THE dramatic crash in Google’s share price and the temporary suspension of trading in its shares made headline news. The event was triggered by a 20 per cent year-on-year fall in profits in the third quarter of this year.
As usual, there was no shortage of explanations for why this happened – after the event, of course. A simple search of Yahoo! Finance of more than 40 brokers shows that, in the previous three months, all had recommended “strong buy”, “buy” or “hold”. Not a single one classed the stock as “underperform” or “sell”. Indeed, over the whole previous year, Google’s share price had risen more or less continuously, by a total of around 30 per cent.
But once the collapse happened, everything became crystal clear.

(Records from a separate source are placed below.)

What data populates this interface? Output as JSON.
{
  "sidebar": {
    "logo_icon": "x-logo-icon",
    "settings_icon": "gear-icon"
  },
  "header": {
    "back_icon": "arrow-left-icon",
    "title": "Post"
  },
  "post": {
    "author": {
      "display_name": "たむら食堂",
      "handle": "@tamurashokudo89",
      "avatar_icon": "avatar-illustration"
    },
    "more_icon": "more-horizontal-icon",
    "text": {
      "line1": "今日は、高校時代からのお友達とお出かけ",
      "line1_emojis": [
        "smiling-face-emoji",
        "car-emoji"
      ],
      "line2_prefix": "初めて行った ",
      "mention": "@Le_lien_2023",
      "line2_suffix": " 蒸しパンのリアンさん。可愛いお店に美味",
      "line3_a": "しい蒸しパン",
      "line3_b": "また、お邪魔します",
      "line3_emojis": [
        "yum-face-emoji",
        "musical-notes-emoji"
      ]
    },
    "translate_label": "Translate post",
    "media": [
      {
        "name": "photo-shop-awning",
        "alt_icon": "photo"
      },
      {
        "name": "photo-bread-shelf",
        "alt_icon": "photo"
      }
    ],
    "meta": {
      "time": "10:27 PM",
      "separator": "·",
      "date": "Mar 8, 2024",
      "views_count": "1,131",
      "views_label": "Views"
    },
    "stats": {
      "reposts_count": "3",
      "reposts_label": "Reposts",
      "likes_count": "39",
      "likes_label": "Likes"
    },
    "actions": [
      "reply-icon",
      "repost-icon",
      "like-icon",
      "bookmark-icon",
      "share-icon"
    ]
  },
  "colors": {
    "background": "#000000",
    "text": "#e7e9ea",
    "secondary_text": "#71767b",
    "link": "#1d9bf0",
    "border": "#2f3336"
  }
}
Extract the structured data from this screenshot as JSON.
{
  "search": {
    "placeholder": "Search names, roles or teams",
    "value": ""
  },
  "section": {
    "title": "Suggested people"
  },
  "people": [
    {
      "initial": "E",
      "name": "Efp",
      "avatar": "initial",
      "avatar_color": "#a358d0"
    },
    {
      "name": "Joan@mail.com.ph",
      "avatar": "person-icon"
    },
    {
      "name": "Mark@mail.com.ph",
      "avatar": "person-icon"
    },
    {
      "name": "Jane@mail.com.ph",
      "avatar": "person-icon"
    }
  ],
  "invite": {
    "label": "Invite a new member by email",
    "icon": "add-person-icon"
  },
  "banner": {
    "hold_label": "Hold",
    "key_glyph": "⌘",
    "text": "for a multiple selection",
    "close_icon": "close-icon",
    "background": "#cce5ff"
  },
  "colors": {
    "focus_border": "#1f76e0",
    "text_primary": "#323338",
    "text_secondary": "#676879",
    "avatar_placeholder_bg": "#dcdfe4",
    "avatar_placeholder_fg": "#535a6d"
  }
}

It was apparent that Google’s $12.5bn (£7.8bn) acquisition of Motorola was a mistake, as the mobile phone manufacturer has been left behind by fashionable rivals. It was also obvious that advertisers were reducing their payments on click-through ads because of the switch to mobile devices by consumers.
It is fun to mock analysts when they are wrong. But the Google incident has wider implications for the sort of world in which companies now have to operate.
We are in a state of flux about how to set prices in the revolutionary medium of the internet. Standard economic theory is no help at all. It tells a company to set prices equal to marginal cost – in other words, to equate its prices to the cost of producing and selling one more item. But for many web-based applications, the marginal cost is zero. Once your system is set up, it costs nothing when the next customer clicks on the site. All we can say is that we are in a process of rapid evolution, and no one has yet worked out a satisfactory answer on price.
The wider issue relates to corporate reputation. In the highly networked and connected world in which we live, companies can be blindsided by entirely unexpected reactions to events. Google knew about Motorola and advertising rates. More importantly, Google knew that the analysts knew. But the actual reaction seems to have come as a complete surprise to everyone involved.
In a similar way, news of MPs expenses eventually exploded into a crisis that shook the country’s political foundations, while the phone hacking undertaken by some in the media swiftly brought down the News of the World, a former stalwart of Britain’s fourth estate.
This inherent uncertainty about which stories will gain traction, and in what way, is a deep feature of networked systems – systems in which people react to the reactions of other people. Even small scale events or an adverse comment on a blog have the potential to go viral. Understanding and managing reputation in this new, emerging world is a major challenge for all companies.
Paul Ormerod is an economist at Volterra Partners, a director of the think-tank Synthesis and author of Positive Linking: How Networks Can Revolutionise the World (Faber & Faber).